By Avery Clements
Those of us who train BJJ know just how incredible it feels to hit the mats and roll after a hard day at work, school, or home. Many of us compare it to therapy, and rightfully so: A couple hours of jiu jitsu not only releases endorphins, but also helps us focus on something other than the crap that’s been plaguing our minds throughout the day. But for some of us, the peace that can be found on the mat is harder to reach than we would have hoped.
A whopping 14.8 million adults in the U.S. — that’s almost 7 percent of the population— struggle with depression on a day-to-day basis. It’s an illness that shows itself in a wide variety of ways, and most of them are almost impossible to see if you’re not the one living with it. It goes beyond just feeling a bit “down;” depression manifests for many people as physical symptoms (such as persistent headaches or chest pain) and mental symptoms (such as constant exhaustion or the inability to focus). And despite what all the memes you see on Facebook say, jiu jitsu can’t fix them all.
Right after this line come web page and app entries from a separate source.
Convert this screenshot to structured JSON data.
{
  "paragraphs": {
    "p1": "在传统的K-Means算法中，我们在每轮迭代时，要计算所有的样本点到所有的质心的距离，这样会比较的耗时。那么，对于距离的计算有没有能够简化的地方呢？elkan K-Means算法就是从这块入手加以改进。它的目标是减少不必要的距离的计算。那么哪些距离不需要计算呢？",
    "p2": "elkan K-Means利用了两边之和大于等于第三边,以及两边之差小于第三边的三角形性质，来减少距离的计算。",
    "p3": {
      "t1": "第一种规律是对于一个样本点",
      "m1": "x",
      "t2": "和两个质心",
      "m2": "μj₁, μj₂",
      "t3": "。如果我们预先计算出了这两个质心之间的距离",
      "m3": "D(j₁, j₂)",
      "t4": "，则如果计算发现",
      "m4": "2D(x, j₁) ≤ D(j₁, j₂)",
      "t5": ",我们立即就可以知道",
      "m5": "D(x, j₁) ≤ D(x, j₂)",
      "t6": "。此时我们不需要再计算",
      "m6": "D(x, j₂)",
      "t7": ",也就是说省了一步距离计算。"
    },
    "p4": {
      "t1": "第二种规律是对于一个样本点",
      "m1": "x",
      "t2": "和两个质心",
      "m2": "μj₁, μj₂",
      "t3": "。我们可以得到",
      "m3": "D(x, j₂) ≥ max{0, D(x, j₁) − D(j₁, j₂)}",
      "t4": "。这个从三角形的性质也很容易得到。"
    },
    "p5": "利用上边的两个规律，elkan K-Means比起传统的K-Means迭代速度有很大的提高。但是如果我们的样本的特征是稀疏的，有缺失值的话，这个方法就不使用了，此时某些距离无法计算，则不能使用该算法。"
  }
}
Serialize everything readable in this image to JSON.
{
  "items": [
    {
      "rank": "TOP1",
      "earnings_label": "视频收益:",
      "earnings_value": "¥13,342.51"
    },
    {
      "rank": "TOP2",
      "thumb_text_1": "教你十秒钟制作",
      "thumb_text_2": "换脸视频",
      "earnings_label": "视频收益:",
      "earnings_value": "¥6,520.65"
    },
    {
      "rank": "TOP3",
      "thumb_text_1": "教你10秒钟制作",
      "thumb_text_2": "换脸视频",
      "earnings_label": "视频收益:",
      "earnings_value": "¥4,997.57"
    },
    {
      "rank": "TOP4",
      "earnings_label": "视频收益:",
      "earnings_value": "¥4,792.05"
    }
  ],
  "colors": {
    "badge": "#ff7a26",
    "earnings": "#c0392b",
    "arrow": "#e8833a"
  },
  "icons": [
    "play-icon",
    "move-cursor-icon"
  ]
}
Just getting out of bed can feel like a workout when you have depression, but going to the gym to train and roll is a whole ‘nother beast. How are you going to make it out to your car when you feel like you have a hundred-pound weight sitting on top of your chest? Where are you going to get the energy to roll if you feel like you could fall asleep standing up? And how are you ever going to get better when you have that little evil creature sitting on your shoulder telling you how you will always suck at this sport, that you’re the embarrassment of the whole team, that you’re a burden on everyone you roll with? Getting these feelings every once in awhile is normal. But when you have them every time you go train, it wears on you no matter how tough you are.
It’s easy to tell someone struggling with this to “suck it up,” especially in a sport in which dealing with pain and frustration is all part of the game. But when someone with depression takes to the mats, they’re not just fighting their opponent. They’re fighting every negative thought, every heavy feeling, every physical and mental ache that is constantly trying to beat them down. Their illness can hinder their training just as much as a physical injury, but unlike a swollen joint or broken nose, depression usually can’t be seen or felt by anyone except the person who has it. It isn’t about sucking it up or waiting it out— it’s about beating the ever-loving crap out of something that’s trying to tear you down while you’re already rolling with an actual person.
For those of us with depression, jiu jitsu isn’t just therapy; it’s a trophy. It’s the medal we hang around our necks every time we step off the mat after a hard training session, the evidence that we not only made it out of bed that day, but also kicked some serious butt. Every time we get tapped and get right back up to keep rolling is symbolic for all the times that evil creature told us that we should just give up, but we showed up to class anyway. Every submission we nail, every technique we learn, every time we get our butts handed to us is proof that even though this mental illness might not be going anywhere, neither are we.
If you’re a jiu jiteiro with depression, keep visiting your actual licensed therapist. Maintain the diet and lifestyle that helps you feel better. And if you’ve been prescribed medication because it’s the only thing that enables you to function, don’t stop taking it. But every time you’re able to shrimp out from under the weight of your symptoms and take another step in your BJJ journey, don’t forget to thank your therapists who wear gis and rashguards, too.Pages: